──────── INPUT DATA

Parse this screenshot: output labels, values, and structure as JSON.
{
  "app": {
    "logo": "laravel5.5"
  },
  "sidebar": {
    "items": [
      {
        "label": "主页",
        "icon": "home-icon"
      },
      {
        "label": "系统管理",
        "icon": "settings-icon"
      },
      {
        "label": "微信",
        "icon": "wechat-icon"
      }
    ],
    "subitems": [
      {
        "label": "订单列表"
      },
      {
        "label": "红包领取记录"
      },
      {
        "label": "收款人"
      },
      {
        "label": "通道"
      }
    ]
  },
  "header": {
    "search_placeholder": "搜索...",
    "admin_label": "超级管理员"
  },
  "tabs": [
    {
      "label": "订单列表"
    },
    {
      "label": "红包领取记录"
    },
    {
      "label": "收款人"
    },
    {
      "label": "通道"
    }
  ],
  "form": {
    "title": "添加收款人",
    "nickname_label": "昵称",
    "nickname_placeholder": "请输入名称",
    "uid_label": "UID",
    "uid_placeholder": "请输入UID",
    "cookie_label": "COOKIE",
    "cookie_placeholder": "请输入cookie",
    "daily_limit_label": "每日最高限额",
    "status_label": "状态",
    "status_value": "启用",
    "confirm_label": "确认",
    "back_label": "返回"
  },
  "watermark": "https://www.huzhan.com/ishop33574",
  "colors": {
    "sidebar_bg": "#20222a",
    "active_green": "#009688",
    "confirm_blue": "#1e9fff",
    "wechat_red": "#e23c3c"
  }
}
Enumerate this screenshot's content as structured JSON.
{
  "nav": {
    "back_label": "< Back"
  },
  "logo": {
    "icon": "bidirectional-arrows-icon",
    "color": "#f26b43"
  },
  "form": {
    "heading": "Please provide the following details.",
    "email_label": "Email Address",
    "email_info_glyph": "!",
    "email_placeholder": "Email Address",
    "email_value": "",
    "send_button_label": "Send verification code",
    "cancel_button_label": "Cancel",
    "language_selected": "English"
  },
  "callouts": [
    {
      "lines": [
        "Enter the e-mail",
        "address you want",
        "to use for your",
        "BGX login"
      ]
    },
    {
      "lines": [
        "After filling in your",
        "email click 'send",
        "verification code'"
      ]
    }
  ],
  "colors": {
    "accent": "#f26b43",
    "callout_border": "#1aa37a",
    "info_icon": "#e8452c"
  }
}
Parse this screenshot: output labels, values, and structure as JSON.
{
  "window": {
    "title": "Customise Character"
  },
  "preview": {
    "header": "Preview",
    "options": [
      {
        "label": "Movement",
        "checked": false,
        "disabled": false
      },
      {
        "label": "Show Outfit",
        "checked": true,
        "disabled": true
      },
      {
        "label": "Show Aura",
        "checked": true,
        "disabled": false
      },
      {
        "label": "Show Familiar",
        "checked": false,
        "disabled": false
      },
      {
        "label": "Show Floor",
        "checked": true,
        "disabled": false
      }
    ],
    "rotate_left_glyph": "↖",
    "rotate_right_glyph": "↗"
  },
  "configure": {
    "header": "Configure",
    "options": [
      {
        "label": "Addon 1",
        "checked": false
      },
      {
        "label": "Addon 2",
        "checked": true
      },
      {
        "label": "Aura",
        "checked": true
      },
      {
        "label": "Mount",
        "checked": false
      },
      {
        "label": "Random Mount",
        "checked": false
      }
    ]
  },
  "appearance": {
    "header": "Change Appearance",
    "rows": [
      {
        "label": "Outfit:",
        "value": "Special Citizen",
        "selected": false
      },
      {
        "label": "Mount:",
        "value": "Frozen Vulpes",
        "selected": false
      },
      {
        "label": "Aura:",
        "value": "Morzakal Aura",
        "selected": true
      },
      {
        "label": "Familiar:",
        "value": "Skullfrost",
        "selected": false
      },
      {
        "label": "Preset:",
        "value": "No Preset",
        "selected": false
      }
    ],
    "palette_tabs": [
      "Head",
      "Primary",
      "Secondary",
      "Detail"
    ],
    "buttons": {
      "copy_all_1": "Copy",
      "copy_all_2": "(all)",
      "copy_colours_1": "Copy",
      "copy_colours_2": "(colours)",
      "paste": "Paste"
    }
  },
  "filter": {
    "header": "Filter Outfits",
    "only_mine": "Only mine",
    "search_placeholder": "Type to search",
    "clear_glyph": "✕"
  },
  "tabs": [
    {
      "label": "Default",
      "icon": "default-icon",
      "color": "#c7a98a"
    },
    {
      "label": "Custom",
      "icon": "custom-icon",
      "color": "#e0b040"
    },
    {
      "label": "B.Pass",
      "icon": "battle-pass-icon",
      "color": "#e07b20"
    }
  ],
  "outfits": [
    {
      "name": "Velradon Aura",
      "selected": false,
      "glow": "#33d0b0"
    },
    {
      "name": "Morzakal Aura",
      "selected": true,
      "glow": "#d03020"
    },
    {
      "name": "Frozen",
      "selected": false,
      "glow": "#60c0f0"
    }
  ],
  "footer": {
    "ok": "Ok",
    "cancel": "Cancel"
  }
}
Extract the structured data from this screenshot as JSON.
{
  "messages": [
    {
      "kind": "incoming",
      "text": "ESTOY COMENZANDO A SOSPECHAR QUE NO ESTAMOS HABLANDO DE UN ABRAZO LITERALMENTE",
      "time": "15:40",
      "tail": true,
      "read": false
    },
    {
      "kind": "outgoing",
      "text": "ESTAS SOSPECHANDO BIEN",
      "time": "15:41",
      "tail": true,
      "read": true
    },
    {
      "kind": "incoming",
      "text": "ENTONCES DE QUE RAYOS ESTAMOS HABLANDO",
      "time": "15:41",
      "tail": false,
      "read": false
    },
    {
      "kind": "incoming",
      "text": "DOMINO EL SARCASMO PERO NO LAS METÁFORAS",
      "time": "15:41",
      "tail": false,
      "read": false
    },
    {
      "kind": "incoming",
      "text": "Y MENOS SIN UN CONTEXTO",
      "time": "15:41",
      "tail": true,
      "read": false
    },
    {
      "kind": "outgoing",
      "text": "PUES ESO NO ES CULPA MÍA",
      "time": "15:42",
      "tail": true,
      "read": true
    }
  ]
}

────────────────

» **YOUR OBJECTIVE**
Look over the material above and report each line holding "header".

» **RESPONSE BELOW**
  "header": {
    "header": "Preview",
    "header": "Configure",
    "header": "Change Appearance",
    "header": "Filter Outfits",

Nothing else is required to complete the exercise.